The general trend in FOS towards a generalist system may not be helping here, as the Treasury Committee has asked:
Given the foreseeable shift away from PPI cases towards more complex cases, why did the FOS move towards non-specialist investigator resourcing in 2016-17, and how will this be reversed to deal with more complex cases?
3. There is a financial incentive for firms to go slow on FOS cases
But one of the main frustrations for customers looking at the slow progress of their FOS case is the length of time firms take to deal with it. FOS appears to have no effective ways to force firms to provide information and responses promptly.
The FOS fee is invoiced when the case is complete. This gives a firm in financial difficulty an incentive to delay at every stage of FOS case handling:
- firms can take many months to simply send over their case file at the start;
- they don’t respond to adjudicator questions promptly;
- adjudicator decision are too often just ignored, not even rejected. FOS doesn’t want to force cases through an Ombudsman-level decision unnecessarily so firms are given extension after extension, to the frustration of customers.
I think FOS needs to change this so firms are incentivised to complete cases promptly.
I do understand the FOS preference for a simple system charging the same if a complaint is upheld or rejected. For FOS to get a smaller or larger fee depending on its decision feels unfair and undesirable.

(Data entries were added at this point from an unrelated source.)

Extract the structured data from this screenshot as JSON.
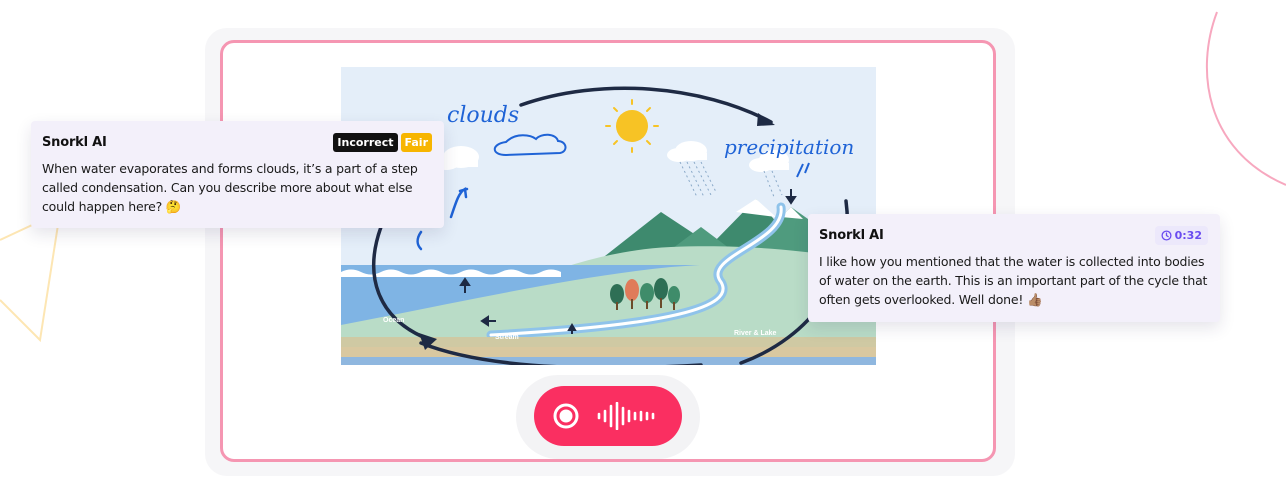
{
  "colors": {
    "frame_border": "#f596b2",
    "card_bg": "#f3f0fa",
    "record_button": "#fa2f61",
    "badge_incorrect": "#111111",
    "badge_fair": "#f7b500",
    "timer_accent": "#6a4cf0",
    "handwriting": "#1f63d6"
  },
  "scene": {
    "handwritten": {
      "clouds": "clouds",
      "precipitation": "precipitation"
    },
    "labels": {
      "ocean": "Ocean",
      "stream": "Stream",
      "river_lake": "River & Lake"
    }
  },
  "feedback_left": {
    "title": "Snorkl AI",
    "badge_incorrect": "Incorrect",
    "badge_fair": "Fair",
    "text": "When water evaporates and forms clouds, it’s a part of a step called condensation. Can you describe more about what else could happen here? 🤔"
  },
  "feedback_right": {
    "title": "Snorkl AI",
    "timer": "0:32",
    "text": "I like how you mentioned that the water is collected into bodies of water on the earth. This is an important part of the cycle that often gets overlooked. Well done! 👍🏽"
  },
  "icons": {
    "record": "record-icon",
    "waveform": "waveform-icon",
    "clock": "clock-icon",
    "sun": "sun-icon"
  }
}
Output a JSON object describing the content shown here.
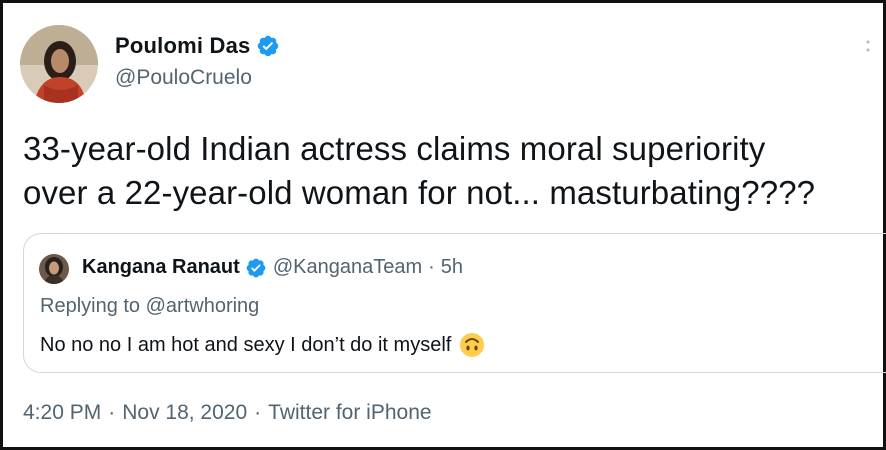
{
  "tweet": {
    "author_name": "Poulomi Das",
    "author_handle": "@PouloCruelo",
    "text_line1": "33-year-old Indian actress claims moral superiority",
    "text_line2": "over a 22-year-old woman for not... masturbating????",
    "time": "4:20 PM",
    "date": "Nov 18, 2020",
    "source": "Twitter for iPhone",
    "separator": "·"
  },
  "quote": {
    "author_name": "Kangana Ranaut",
    "author_handle": "@KanganaTeam",
    "separator": "·",
    "age": "5h",
    "replying_prefix": "Replying to",
    "replying_to": "@artwhoring",
    "text": "No no no I am hot and sexy I don’t do it myself"
  },
  "icons": {
    "verified": "verified-badge-icon",
    "caret": "chevron-down-icon",
    "emoji": "upside-down-face-emoji-icon"
  },
  "colors": {
    "verified_blue": "#1d9bf0",
    "secondary_text": "#536471",
    "border": "#cfd9de"
  }
}
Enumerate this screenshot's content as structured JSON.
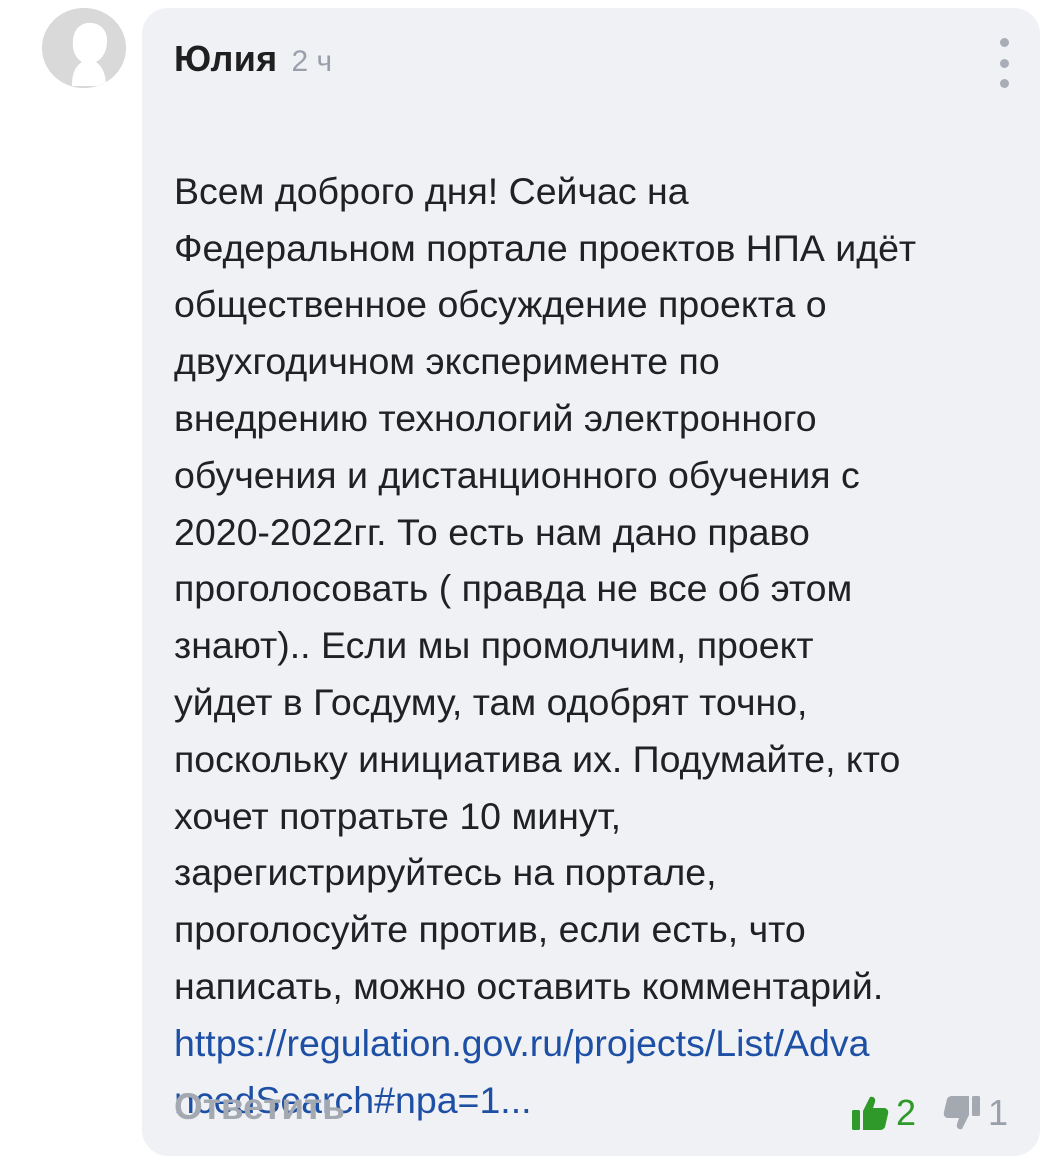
{
  "comment": {
    "author": "Юлия",
    "time": "2 ч",
    "text": "Всем доброго дня! Сейчас на\nФедеральном портале проектов НПА идёт\nобщественное обсуждение проекта о\nдвухгодичном эксперименте по\nвнедрению технологий электронного\nобучения и дистанционного обучения с\n2020-2022гг. То есть нам дано право\nпроголосовать ( правда не все об этом\nзнают).. Если мы промолчим, проект\nуйдет в Госдуму, там одобрят точно,\nпоскольку инициатива их. Подумайте, кто\nхочет потратьте 10 минут,\nзарегистрируйтесь на портале,\nпроголосуйте против, если есть, что\nнаписать, можно оставить комментарий.",
    "link_text": "https://regulation.gov.ru/projects/List/Adva\nncedSearch#npa=1...",
    "reply_label": "Ответить",
    "likes": "2",
    "dislikes": "1"
  },
  "icons": {
    "avatar": "default-user-avatar",
    "menu": "more-vertical-icon",
    "like": "thumbs-up-icon",
    "dislike": "thumbs-down-icon"
  },
  "colors": {
    "bubble_bg": "#eff1f5",
    "link": "#1d4fa5",
    "like": "#2f9a2a",
    "muted": "#a3a8b1"
  }
}
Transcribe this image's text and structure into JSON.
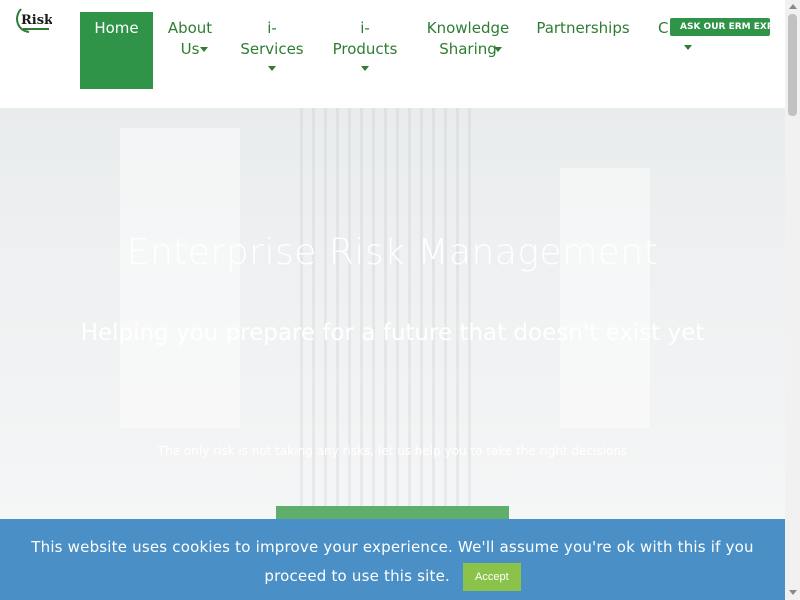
{
  "header": {
    "logo_text": "Risk",
    "nav": [
      {
        "label": "Home"
      },
      {
        "label": "About\nUs"
      },
      {
        "label": "i-\nServices"
      },
      {
        "label": "i-\nProducts"
      },
      {
        "label": "Knowledge\nSharing"
      },
      {
        "label": "Partnerships"
      },
      {
        "label": "C"
      }
    ],
    "ask_button": "ASK OUR ERM EXPE"
  },
  "hero": {
    "title": "Enterprise Risk Management",
    "subtitle": "Helping you prepare for a future that doesn't exist yet",
    "tagline": "The only risk is not taking any risks, let us help you to take the right decisions",
    "cta": ""
  },
  "cookie": {
    "text": "This website uses cookies to improve your experience. We'll assume you're ok with this if you proceed to use this site.",
    "accept": "Accept"
  },
  "colors": {
    "brand_green": "#2f9447",
    "cookie_bg": "#4a90c6",
    "accept_green": "#8bc34a"
  }
}
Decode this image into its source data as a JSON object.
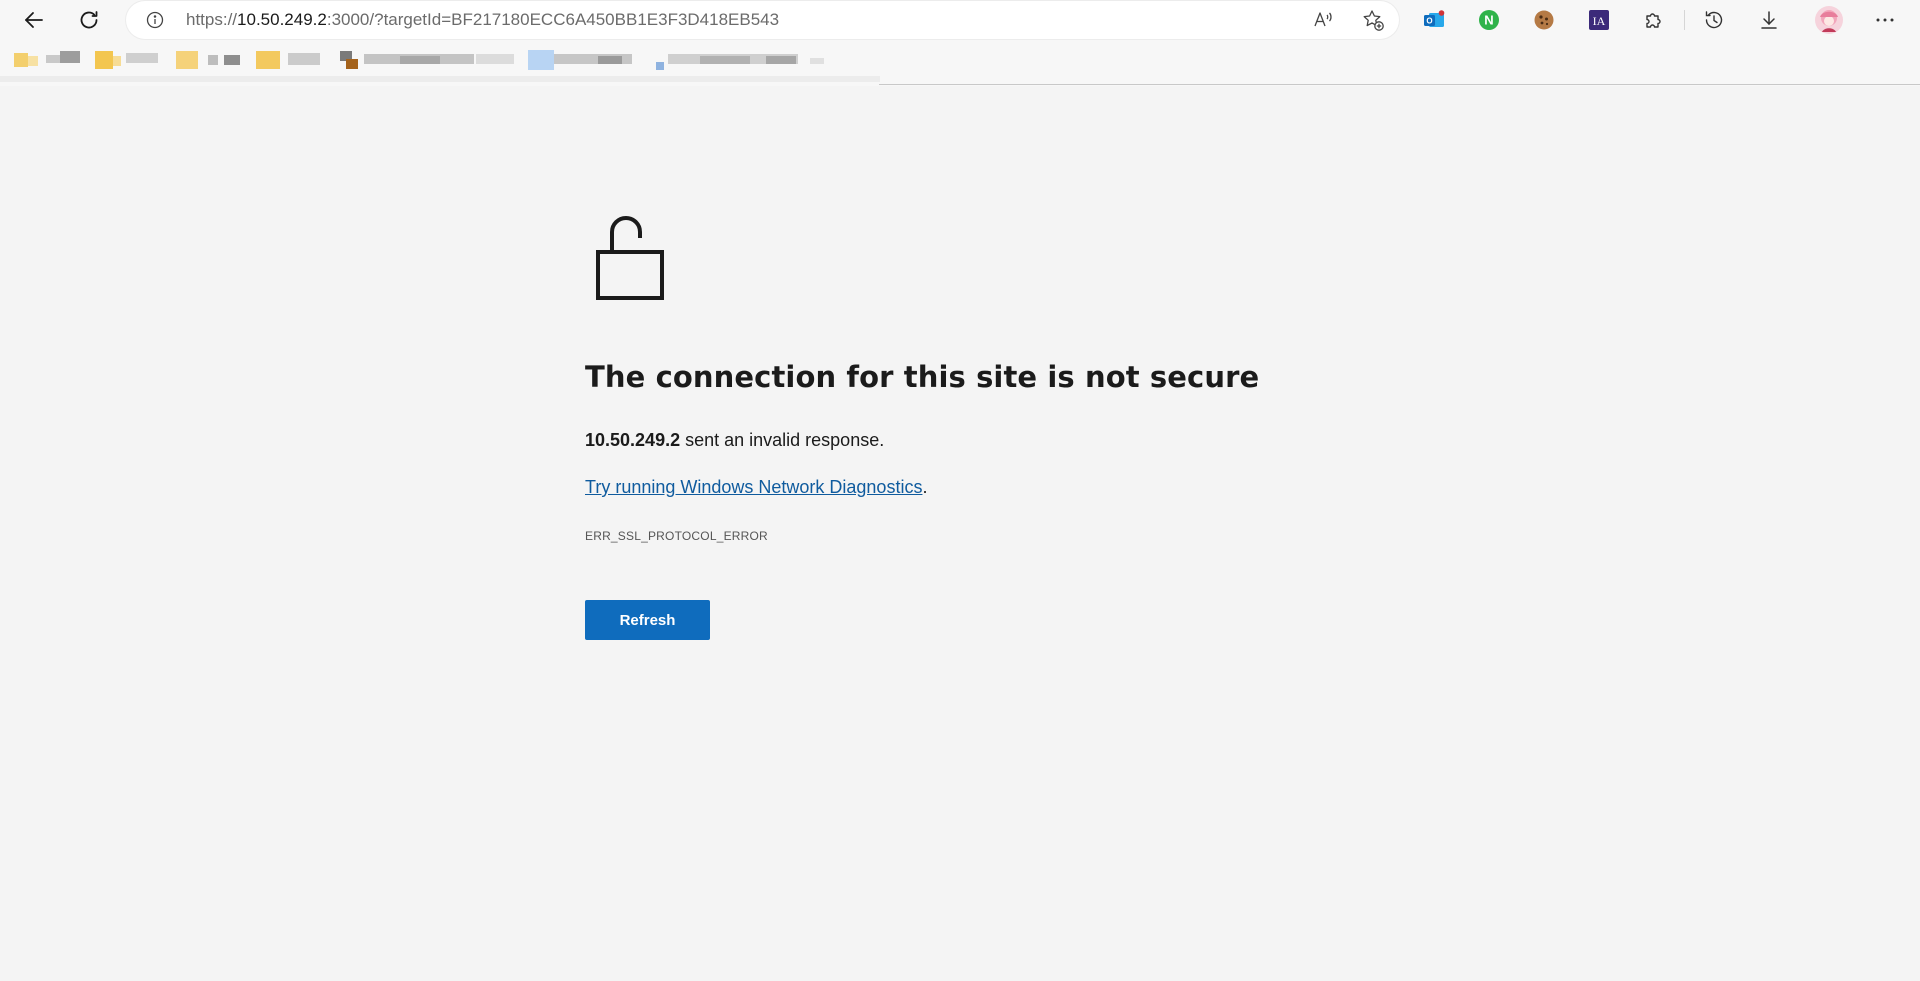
{
  "browser": {
    "url": {
      "scheme": "https://",
      "host": "10.50.249.2",
      "rest": ":3000/?targetId=BF217180ECC6A450BB1E3F3D418EB543"
    },
    "extensions": [
      {
        "name": "outlook-icon",
        "color": "#0f6cbd"
      },
      {
        "name": "n-extension-icon",
        "color": "#2fb34a",
        "letter": "N"
      },
      {
        "name": "cookie-icon",
        "color": "#8a5a2b"
      },
      {
        "name": "ia-extension-icon",
        "color": "#3c2a7a",
        "letter": "IA"
      }
    ]
  },
  "error_page": {
    "title": "The connection for this site is not secure",
    "host": "10.50.249.2",
    "description_suffix": " sent an invalid response.",
    "diagnostics_link": "Try running Windows Network Diagnostics",
    "diagnostics_suffix": ".",
    "error_code": "ERR_SSL_PROTOCOL_ERROR",
    "refresh_label": "Refresh",
    "accent_color": "#0f6cbd"
  }
}
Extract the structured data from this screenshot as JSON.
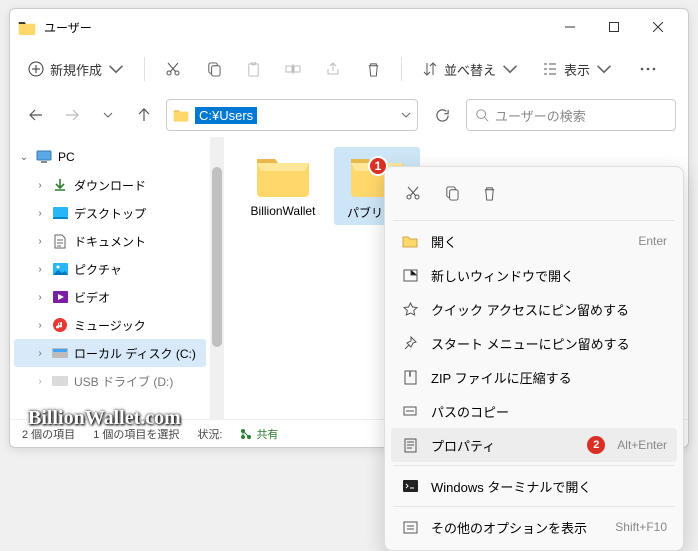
{
  "title": "ユーザー",
  "toolbar": {
    "new": "新規作成",
    "sort": "並べ替え",
    "view": "表示"
  },
  "address": {
    "path": "C:¥Users"
  },
  "search": {
    "placeholder": "ユーザーの検索"
  },
  "sidebar": {
    "pc": "PC",
    "downloads": "ダウンロード",
    "desktop": "デスクトップ",
    "documents": "ドキュメント",
    "pictures": "ピクチャ",
    "videos": "ビデオ",
    "music": "ミュージック",
    "localdisk": "ローカル ディスク (C:)",
    "usbdrive": "USB ドライブ (D:)"
  },
  "folders": {
    "a": "BillionWallet",
    "b": "パブリック"
  },
  "status": {
    "count": "2 個の項目",
    "selected": "1 個の項目を選択",
    "statelabel": "状況:",
    "share": "共有"
  },
  "context": {
    "open": "開く",
    "newwindow": "新しいウィンドウで開く",
    "quickpin": "クイック アクセスにピン留めする",
    "startpin": "スタート メニューにピン留めする",
    "zip": "ZIP ファイルに圧縮する",
    "copypath": "パスのコピー",
    "properties": "プロパティ",
    "terminal": "Windows ターミナルで開く",
    "moreoptions": "その他のオプションを表示",
    "sc_enter": "Enter",
    "sc_altenter": "Alt+Enter",
    "sc_shiftf10": "Shift+F10"
  },
  "badges": {
    "one": "1",
    "two": "2"
  },
  "watermark": "BillionWallet.com"
}
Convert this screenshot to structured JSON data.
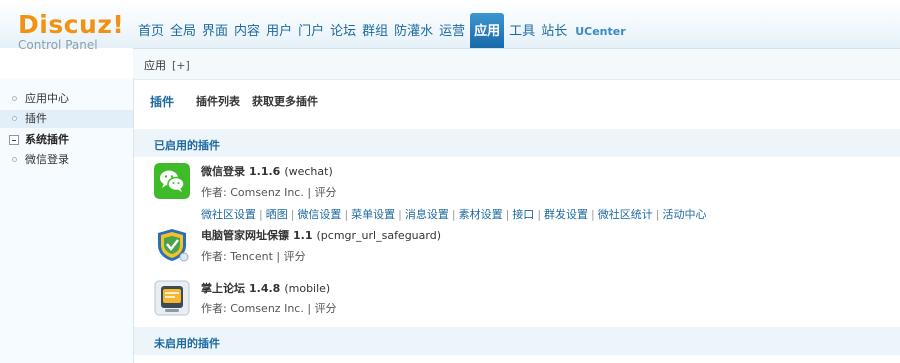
{
  "brand": {
    "name": "Discuz!",
    "sub": "Control Panel"
  },
  "topnav": [
    {
      "label": "首页",
      "active": false
    },
    {
      "label": "全局",
      "active": false
    },
    {
      "label": "界面",
      "active": false
    },
    {
      "label": "内容",
      "active": false
    },
    {
      "label": "用户",
      "active": false
    },
    {
      "label": "门户",
      "active": false
    },
    {
      "label": "论坛",
      "active": false
    },
    {
      "label": "群组",
      "active": false
    },
    {
      "label": "防灌水",
      "active": false
    },
    {
      "label": "运营",
      "active": false
    },
    {
      "label": "应用",
      "active": true
    },
    {
      "label": "工具",
      "active": false
    },
    {
      "label": "站长",
      "active": false
    },
    {
      "label": "UCenter",
      "active": false
    }
  ],
  "subbar": {
    "label": "应用",
    "plus": "[+]"
  },
  "sidebar": {
    "items": [
      {
        "label": "应用中心"
      },
      {
        "label": "插件"
      },
      {
        "label": "系统插件"
      },
      {
        "label": "微信登录"
      }
    ]
  },
  "tabs": [
    {
      "label": "插件"
    },
    {
      "label": "插件列表"
    },
    {
      "label": "获取更多插件"
    }
  ],
  "sections": {
    "enabled": "已启用的插件",
    "disabled": "未启用的插件"
  },
  "plugins": [
    {
      "name": "微信登录",
      "version": "1.1.6",
      "id": "(wechat)",
      "author_label": "作者: Comsenz Inc.",
      "sep": "|",
      "rate": "评分",
      "links": [
        "微社区设置",
        "晒图",
        "微信设置",
        "菜单设置",
        "消息设置",
        "素材设置",
        "接口",
        "群发设置",
        "微社区统计",
        "活动中心"
      ],
      "icon": "wechat-icon"
    },
    {
      "name": "电脑管家网址保镖",
      "version": "1.1",
      "id": "(pcmgr_url_safeguard)",
      "author_label": "作者: Tencent",
      "sep": "|",
      "rate": "评分",
      "icon": "shield-icon"
    },
    {
      "name": "掌上论坛",
      "version": "1.4.8",
      "id": "(mobile)",
      "author_label": "作者: Comsenz Inc.",
      "sep": "|",
      "rate": "评分",
      "icon": "mobile-forum-icon"
    }
  ],
  "colors": {
    "accent": "#1e6aa0",
    "logo": "#f29213",
    "wechat": "#3fbb2a",
    "active_tab": "#2a82bf"
  }
}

But the current system could be improved by:
- invoicing firms as soon as a case arrives at FOS;
- setting out a scale of fines paid directly and immediately to the customer, not to FOS, for delays. eg £100 if the case file is not provided within six weeks, and a further £100 for every further two-week delay after that.
- reversing the current assumption that a firm who doesn’t respond to an adjudicator decision is deemed to have rejected it. Instead a firm should be deemed to have accepted an adjudicator decision if it has not replied with reasons for rejecting it within the set time limit. A two-week extension could be allowable on request by the firm for a complicated case.
What happens to FOS fees in a Scheme?
FOS fees weren’t mentioned in the Amigo announcement – that just refers to customers.
Perhaps Amigo is expecting to pay FOS in full in the Scheme. But it seems more likely that they would want FOS to be included within the Scheme to save money… in administration, FOS would be just another unsecured creditor and would receive the same low percentage pay-out as the customers with redress claims.
But if Amigo is carrying on lending, it would be an undesirable precedent for them to be able to walk away from paying their FOS fees.
The costs FOS incurred in handling Amigo complaints would then have to be paid effectively by the other authorised firms, which would include Amigo’s own competitors. This is a further competition issue that arises from this scheme in addition to the ones I looked at in my previous article Amigo Scheme – the implications for the bad credit market.